Note that the installer requires a JRE to be available on your system. If you've never used InstallAnywhere to install a product, the install documentation is available here but it boils down to to three options (make sure you run "chmod u+x" against the downloaded file first if you're on an *IX platform):
- Execute the downloaded file and it'll fire up a GUI to perform the install if a suitable display is available
- Execute the downloaded file with the "-i console" parameter to perform an interactive text mode install (this will happen automatically if no display is available)
Run the installer with "-i silent" to perform a silent installation. For this to work you'll need to create installer.properties in the current directory (the name can be overridden) containing the path to install, and an indication that you have read and accepted the license agreement e.g.
If you ever want to remove it, then navigate to "_node_installation" in the installed directory and run "./uninstall" - including "-i silent" as a parameter if you want it done non-interactively.
Install and run an MQTT broker
An MQTT broker is used between Node and the Health Center. Data is fed into the broker and the Health Center connects to it and reads the data. The same broker can be reused for multiple instances of Node.js.
The two simplest options for getting an MQTT broker are:
- "npm install mosca" - this installs the mosca MQTT broker which is written in node.js. You can then start it with node_modules/mosca/bin/mosca
- Install and run the Apache mosquitto broker which is written in C. Packages are available for several distributions, or you can download the source and compile it yourself.
Either of these options will start the broker listening on port 1883, which conveniently is where the IBM SDK for Node.js defaults to.
Start your Node.js application with the agent
The Health Center Agent is the piece of code included with the IBM SDK for Node.js which sends the statistics data to the MQTT broker. It can be configured via ./lib/node_modules/healthcenter/healthcenter.properties which is a plain text file you can edit. By default it will try to connect to a broker on localhost:1883. If you're broker is running elsewhere or requires authentication, edit the file to include the appropriate details.
Once you have it configured, start up your application with "node-hc" instead of "node" which will trigger the agent to load. There is a very small overhead of using the agent, which is why it is not started by default.
Install the Health Center UI

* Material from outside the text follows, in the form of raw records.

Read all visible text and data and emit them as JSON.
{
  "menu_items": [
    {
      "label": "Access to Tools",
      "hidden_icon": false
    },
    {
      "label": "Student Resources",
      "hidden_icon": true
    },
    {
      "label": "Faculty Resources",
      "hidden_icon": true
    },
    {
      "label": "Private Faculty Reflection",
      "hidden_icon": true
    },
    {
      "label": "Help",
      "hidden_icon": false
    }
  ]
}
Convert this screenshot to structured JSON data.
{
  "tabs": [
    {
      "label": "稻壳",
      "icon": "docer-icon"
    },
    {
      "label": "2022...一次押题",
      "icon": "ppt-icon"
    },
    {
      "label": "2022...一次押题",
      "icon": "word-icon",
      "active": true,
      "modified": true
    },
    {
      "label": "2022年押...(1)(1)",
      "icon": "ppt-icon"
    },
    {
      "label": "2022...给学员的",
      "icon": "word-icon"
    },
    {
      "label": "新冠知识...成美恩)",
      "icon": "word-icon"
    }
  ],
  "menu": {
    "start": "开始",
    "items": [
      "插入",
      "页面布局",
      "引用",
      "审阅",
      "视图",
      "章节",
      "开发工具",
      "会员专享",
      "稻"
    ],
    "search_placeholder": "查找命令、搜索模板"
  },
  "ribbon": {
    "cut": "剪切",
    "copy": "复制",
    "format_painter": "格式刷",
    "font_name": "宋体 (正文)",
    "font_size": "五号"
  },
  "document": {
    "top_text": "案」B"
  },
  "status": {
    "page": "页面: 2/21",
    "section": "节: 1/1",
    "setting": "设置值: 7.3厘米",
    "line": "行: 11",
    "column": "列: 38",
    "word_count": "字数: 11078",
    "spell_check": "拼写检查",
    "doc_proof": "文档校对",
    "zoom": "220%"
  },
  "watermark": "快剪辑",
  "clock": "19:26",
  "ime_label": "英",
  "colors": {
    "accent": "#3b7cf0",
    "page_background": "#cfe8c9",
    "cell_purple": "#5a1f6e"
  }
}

The Health Center is part of the IBM Monitoing and Diagnostic suite of tools which were originally written for java, but now support Node.js as well from version 3. It runs on top of the Eclipse UI, so head over to http://www.eclipse.org/downloads/ and grab a version for your platform if you don't already have it (It doesn't matter too much which variant, but the "Eclipse IDE for Java developers" is the one I usually pick.
Once you've got it, extract and launch it (eclipse/eclipse), give it a workspace directory to play in, then go to "Help" -> "Eclipse Marketplace" variant, search for "Health Center" and you should see the IBM one show up as per the screen shot below. Click "Install" to go through the plugin install, then restart when prompted
You can now go to "Window" -> "Open Perspective" -> "Other" -> "Health Center Status Summary" to switch to the Health Center perspective which will then show on the left of the screen. Go to "File" -> "New Connection" and input the host and port details of your broker - be sure to click the "MQTT" tab instead of "JMX". It will detect all agents connected to the broker and you can select the one you want. Then you can select the view you want. Here is an example of the CPU view:
Granted, this particular view isn't particularly exciting (The node process indicated by the red line at the bottom wasn't particularly active when I took this trace) but that shows the sorts of data you can view. The green line was overall activity on the system. You can use the tabs at the top to switch to showing memory usage, garbage collection data, or profiling, which I'll aim to talk about in a future article.